In fact there are some really striking parallels that can be drawn between the Birch Society of the 1960s and the contemporary Tea Party movement, including their shared tendency towards conspiracy theories, their doubts about the bona fides of the president—many Birchers thought President Eisenhower was a secret agent of the Communist conspiracy in the United States, just as many Tea Partiers suspect President Obama is a secret socialist masquerading as a liberal—and their hostility to “big government” in all forms. There was also concern that each in its time was maneuvering to try to “take over” the GOP. Then there is the fact that Fred Koch, the father of Charles and David Koch, two of the key financial backers of the Tea Party movement, was one of the founding members of the John Birch Society and sat on its National Council. The current version of the Birch Society although much smaller and less significant than it was in the 1960s also forms part of the current Tea Party phenomenon.

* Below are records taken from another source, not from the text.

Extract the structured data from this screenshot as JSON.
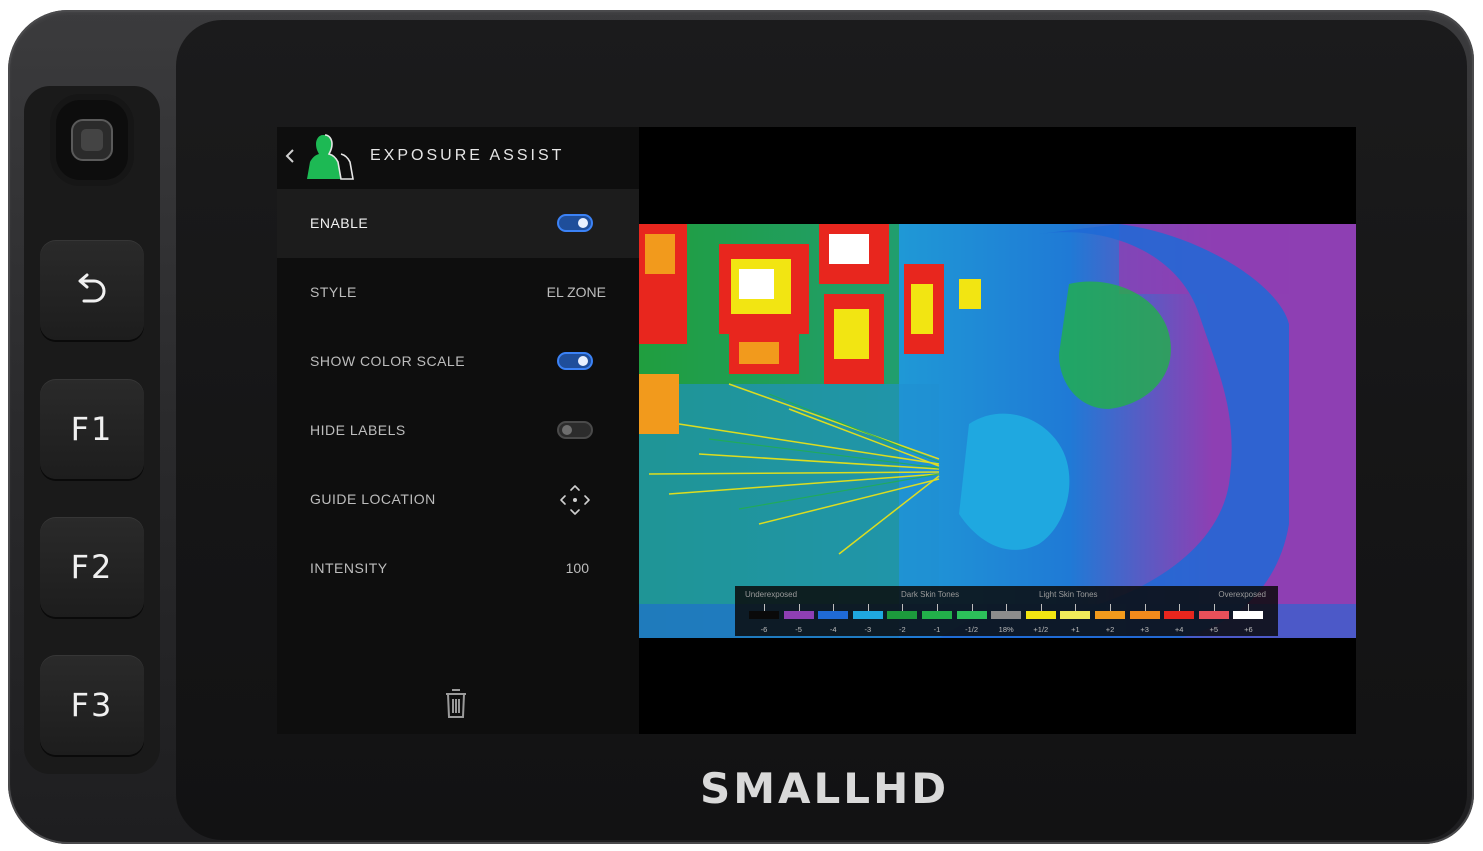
{
  "device": {
    "brand": "SMALLHD",
    "buttons": [
      {
        "id": "back",
        "icon": "undo-arrow-icon"
      },
      {
        "id": "f1",
        "label": "F1"
      },
      {
        "id": "f2",
        "label": "F2"
      },
      {
        "id": "f3",
        "label": "F3"
      }
    ]
  },
  "menu": {
    "title": "EXPOSURE ASSIST",
    "title_icon": "person-silhouette-icon",
    "accent_color": "#1db954",
    "toggle_on_color": "#3b82f6",
    "rows": [
      {
        "label": "ENABLE",
        "control": "toggle",
        "on": true
      },
      {
        "label": "STYLE",
        "control": "value",
        "value": "EL ZONE"
      },
      {
        "label": "SHOW COLOR SCALE",
        "control": "toggle",
        "on": true
      },
      {
        "label": "HIDE LABELS",
        "control": "toggle",
        "on": false
      },
      {
        "label": "GUIDE LOCATION",
        "control": "icon",
        "icon": "move-arrows-icon"
      },
      {
        "label": "INTENSITY",
        "control": "value",
        "value": "100"
      }
    ],
    "footer_icon": "trash-icon"
  },
  "color_scale": {
    "headers": [
      "Underexposed",
      "Dark Skin Tones",
      "Light Skin Tones",
      "Overexposed"
    ],
    "stops": [
      {
        "label": "-6",
        "color": "#0a0a0a"
      },
      {
        "label": "-5",
        "color": "#8e3fb3"
      },
      {
        "label": "-4",
        "color": "#1f6ad6"
      },
      {
        "label": "-3",
        "color": "#1fa8e0"
      },
      {
        "label": "-2",
        "color": "#1c9a3c"
      },
      {
        "label": "-1",
        "color": "#22b04a"
      },
      {
        "label": "-1/2",
        "color": "#2cc05a"
      },
      {
        "label": "18%",
        "color": "#8c8c8c"
      },
      {
        "label": "+1/2",
        "color": "#f2e512"
      },
      {
        "label": "+1",
        "color": "#f0ec5a"
      },
      {
        "label": "+2",
        "color": "#f29a1c"
      },
      {
        "label": "+3",
        "color": "#f28a1c"
      },
      {
        "label": "+4",
        "color": "#e8261e"
      },
      {
        "label": "+5",
        "color": "#e8505a"
      },
      {
        "label": "+6",
        "color": "#ffffff"
      }
    ]
  }
}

In terms of civil rights, the Birch Society certainly strongly opposed the civil rights movement of the 1960s and tried to get its members to prevent the passage of the Civil Rights Act of 1964 as well as the Voting Rights Act of 1965. It did so because it believed that the Communist Party was directing the civil rights movement behind the scenes, which was something the Society had in common with J Edgar Hoover and some very senior members of the Kennedy administration, of course.
JW: Could you tell us what Dominion Theology is and why it is associated with The Christian Right?
DJM: Dominion Theology gets its name from that part of the book of Genesis in which God tells Adam and Eve to exercise “dominion” over “every living thing that moveth upon the earth” and to “subdue it.” Adherents of Dominion Theology basically believe that this passage of the Bible authorizes or instructs them to take control of all secular institutions until Christ returns. But although it’s a belief system that’s strongly associated with the Christian Right, it’s also one that takes a number of different forms, and so scholars have made a distinction between what they call “soft” and “hard” dominionists. On the “softer” side of the scale, for example, are evangelical Christians who simply see the United States as moving too far in a secular direction and want to get involved in political activity in order to set country back on to what they regard as the “right”—or biblically determined—path. So they oppose things like gay rights, abortion rights, same-sex marriage, “attacks” on school prayer and so on. This doesn’t go far enough for the “hard” dominionists however, for whom the end goal is the creation of a Christian theocratic state in the US. For them, the Constitution and the Bill of Rights are clearly secondary to divinely sanctioned Biblical law, and American society and the polity should be completely reorganized to reflect this.